Since inadvertently letting loose the term ‘mumblecore’ in an interview, American screenwriter and director Andrew Bujalaski has kept well within what eventually spawned a film sub-genre of the same name. He even went on to earn the title ‘Godfather of mumblecore’, to the credit of a series of films characterized by low profile actors, loose production methods and naturalistic dialogues. From his offbeat and enjoyable debut film ‘Funny Ha ha’ (2002) to ‘Computer Chess’ (2013), a zany period comedy set in the 80s, his work has made him an indie-film darling.
Bujalski has long deflected conventional storytelling indulging in characters that unravel through perpetual real-life dialogue. That is until he made ‘Results’ (2015), which takes a cautious step in the direction of studio films that has an air of mainstream in it. The film continues to reflect the filmmaker’s penchant for subtle humour surrounding characters portrayed in awkward human relations, a bit like Sissako did recently. However, it is the film’s star cast and the glossy sophistication that marks a step in the direction of convention.
The story is in basic terms a love triangle set in the world of fitness training. In the film, Kevin Corrigan (Superbad and The Departed) plays Danny, a newly divorced and out-of-shape stoner who finds himself well off in life. In a vague attempt at bringing purpose and structure into his life he joins a gym where he meets Trevor, a fitness entrepreneur and owner played by Guy Pearce (Memento and Iron Man 3). The two characters are stark opposites in many ways and vie for the affection of Trevor’s former love interest Kat, the hyper-intense fitness trainer played by Cobie Smulders (How I Met Your Mother and the Avengers). Corrigan’s pudgy and lacklustre character is the unexpected yet fitting arch rival for the seemingly impassive and austere Trevor. The offshoot of this premise is an effective and cynical romantic comedy that presents the characters together with their flaws in a sympathetic light.
The plot explores a number of directions as their interactions extend beyond physical fitness. The story lets loose the personal journeys of each of the characters in their quest to find fulfilment in their lives. Bujalski cleverly lets the characters take charge of the plot that in effect takes a backseat. In expressing each of their failings as they grapple with their issues Bujalski succeeds in capturing genuine emotion. In Results everyone is hung up on some unfulfilled desire. In Danny’s case it is coveting Kat’s firmly sculptured body whereas Trevor, who clearly harbours feelings for Kat, frets about mixing business with pleasure while obsessively setting his sights on greater career aspirations.

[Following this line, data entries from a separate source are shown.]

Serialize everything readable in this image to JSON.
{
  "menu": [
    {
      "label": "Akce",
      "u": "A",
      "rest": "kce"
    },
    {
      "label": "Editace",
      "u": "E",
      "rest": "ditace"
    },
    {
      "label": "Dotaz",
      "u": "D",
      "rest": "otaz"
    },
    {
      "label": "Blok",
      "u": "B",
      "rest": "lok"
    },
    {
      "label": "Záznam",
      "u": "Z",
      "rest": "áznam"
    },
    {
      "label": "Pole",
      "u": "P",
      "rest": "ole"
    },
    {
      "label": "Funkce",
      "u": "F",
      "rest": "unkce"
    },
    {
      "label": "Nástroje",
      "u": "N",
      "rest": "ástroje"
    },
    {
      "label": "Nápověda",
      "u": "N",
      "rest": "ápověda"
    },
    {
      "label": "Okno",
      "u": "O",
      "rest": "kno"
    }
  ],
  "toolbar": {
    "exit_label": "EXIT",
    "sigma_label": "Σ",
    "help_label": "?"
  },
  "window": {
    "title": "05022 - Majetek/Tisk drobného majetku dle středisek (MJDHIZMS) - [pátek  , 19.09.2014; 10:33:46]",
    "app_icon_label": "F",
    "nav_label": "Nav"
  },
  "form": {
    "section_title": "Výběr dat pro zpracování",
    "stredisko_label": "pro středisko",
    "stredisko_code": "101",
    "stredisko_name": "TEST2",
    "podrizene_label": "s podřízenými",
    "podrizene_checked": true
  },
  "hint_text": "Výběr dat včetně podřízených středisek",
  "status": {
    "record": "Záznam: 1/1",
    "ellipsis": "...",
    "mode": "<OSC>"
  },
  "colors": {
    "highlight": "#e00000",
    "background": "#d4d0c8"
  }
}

The kooky music beats that accompany as the scenes unravel, simply add to the quirky charm of the film. Results is not merely your run of the mill rom com. It instead reinvents it in typical Bujalaski style by being oddly touching and full of possibility.